may mean the subterraneous, or the goddess of the earth, that is, the protectress of the fields, whence it is used as a surname of infernal divinities, such as Hecate, Nyx and Melinoe, but especially of Demeter.
Although the name, in the case of Demeter, scarcely requires explanation, yet mythology relates two stories to account for it.
According to one of them, Clymenus and Chthonia, the children of Phoroneus, founded at Hermione a sanctuary of Demeter, and called her Chthonia from the name of one of the founders.
According to an Argive legend, Demeter on her wanderings came to Argolis, where she was ill-received by Colontas. Chthonia, his daughter, was dissatisfied with her father's conduct, and, when Colontas and his house were burnt by the goddess, Chthonia was carried oif by her to Hermione, where she built a sanctuary to Demeter Chthonia, and instituted the festival of the Chthonia in her honour.
CHTHONIUS has the same meaning as Chthonia, and is therefore applied to the gods of the lower world, or the shades and to beings that are considered as earth-born.
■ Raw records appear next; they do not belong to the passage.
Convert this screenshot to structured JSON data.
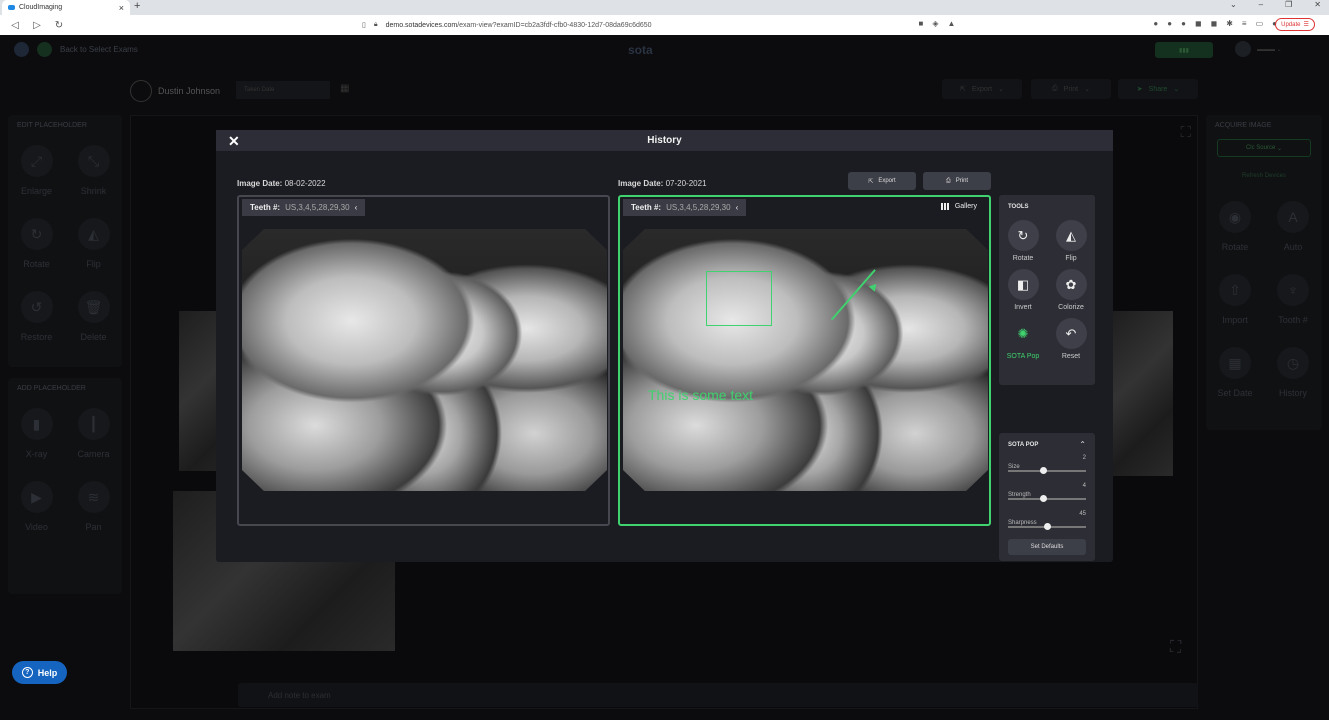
{
  "browser": {
    "tab_title": "CloudImaging",
    "new_tab": "+",
    "url_host": "demo.sotadevices.com",
    "url_path": "/exam-view?examID=cb2a3fdf-cfb0-4830-12d7-08da69c6d650",
    "update_label": "Update"
  },
  "app": {
    "back_label": "Back to Select Exams",
    "logo": "sota",
    "patient_name": "Dustin Johnson",
    "taken_date_label": "Taken Date",
    "export_label": "Export",
    "print_label": "Print",
    "share_label": "Share",
    "left_panel": {
      "title": "EDIT PLACEHOLDER",
      "items": [
        "Enlarge",
        "Shrink",
        "Rotate",
        "Flip",
        "Restore",
        "Delete"
      ]
    },
    "left_panel2": {
      "title": "ADD PLACEHOLDER",
      "items": [
        "X-ray",
        "Camera",
        "Video",
        "Pan"
      ]
    },
    "right_panel": {
      "title": "ACQUIRE IMAGE",
      "source": "Clc Source",
      "refresh": "Refresh Devices",
      "items": [
        "Rotate",
        "Auto",
        "Import",
        "Tooth #",
        "Set Date",
        "History"
      ]
    },
    "note_placeholder": "Add note to exam",
    "help_label": "Help"
  },
  "modal": {
    "title": "History",
    "left": {
      "date_label": "Image Date:",
      "date_value": "08-02-2022",
      "teeth_label": "Teeth #:",
      "teeth_value": "US,3,4,5,28,29,30"
    },
    "right": {
      "date_label": "Image Date:",
      "date_value": "07-20-2021",
      "teeth_label": "Teeth #:",
      "teeth_value": "US,3,4,5,28,29,30",
      "gallery_label": "Gallery",
      "annotation_text": "This is some text"
    },
    "export_label": "Export",
    "print_label": "Print",
    "tools": {
      "title": "TOOLS",
      "items": [
        "Rotate",
        "Flip",
        "Invert",
        "Colorize",
        "SOTA Pop",
        "Reset"
      ]
    },
    "sota_pop": {
      "title": "SOTA POP",
      "sliders": [
        {
          "name": "Size",
          "value": 2,
          "fraction": 0.45
        },
        {
          "name": "Strength",
          "value": 4,
          "fraction": 0.45
        },
        {
          "name": "Sharpness",
          "value": 45,
          "fraction": 0.5
        }
      ],
      "defaults_label": "Set Defaults"
    }
  },
  "colors": {
    "accent": "#3fd26e",
    "help": "#1565c0"
  }
}
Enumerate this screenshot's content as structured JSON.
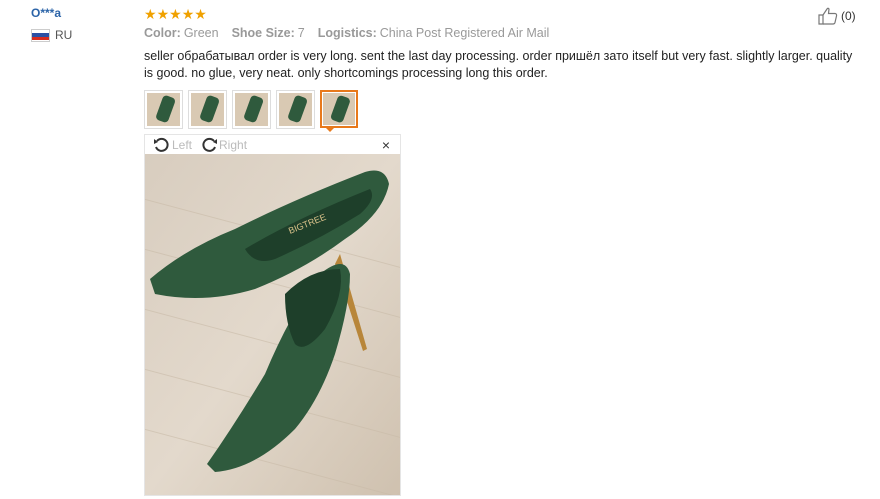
{
  "reviewer": {
    "name": "O***a",
    "country_code": "RU",
    "flag_colors": [
      "#ffffff",
      "#2a4fa3",
      "#d52b1e"
    ]
  },
  "review": {
    "rating": 5,
    "star_color": "#f0a100",
    "attributes": [
      {
        "label": "Color:",
        "value": "Green"
      },
      {
        "label": "Shoe Size:",
        "value": "7"
      },
      {
        "label": "Logistics:",
        "value": "China Post Registered Air Mail"
      }
    ],
    "text": "seller обрабатывал order is very long. sent the last day processing. order пришёл зато itself but very fast. slightly larger. quality is good. no glue, very neat. only shortcomings processing long this order."
  },
  "helpful": {
    "count": "(0)",
    "icon": "thumbs-up-icon"
  },
  "thumbnails": {
    "count": 5,
    "active_index": 4,
    "accent_color": "#e8791b"
  },
  "viewer": {
    "rotate_left_label": "Left",
    "rotate_right_label": "Right",
    "close_label": "×",
    "photo_brand_text": "BIGTREE"
  }
}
It is also used in the sense of "gods of the land," or "native divinities."
There are also several mythical personages of the name of Chthonius.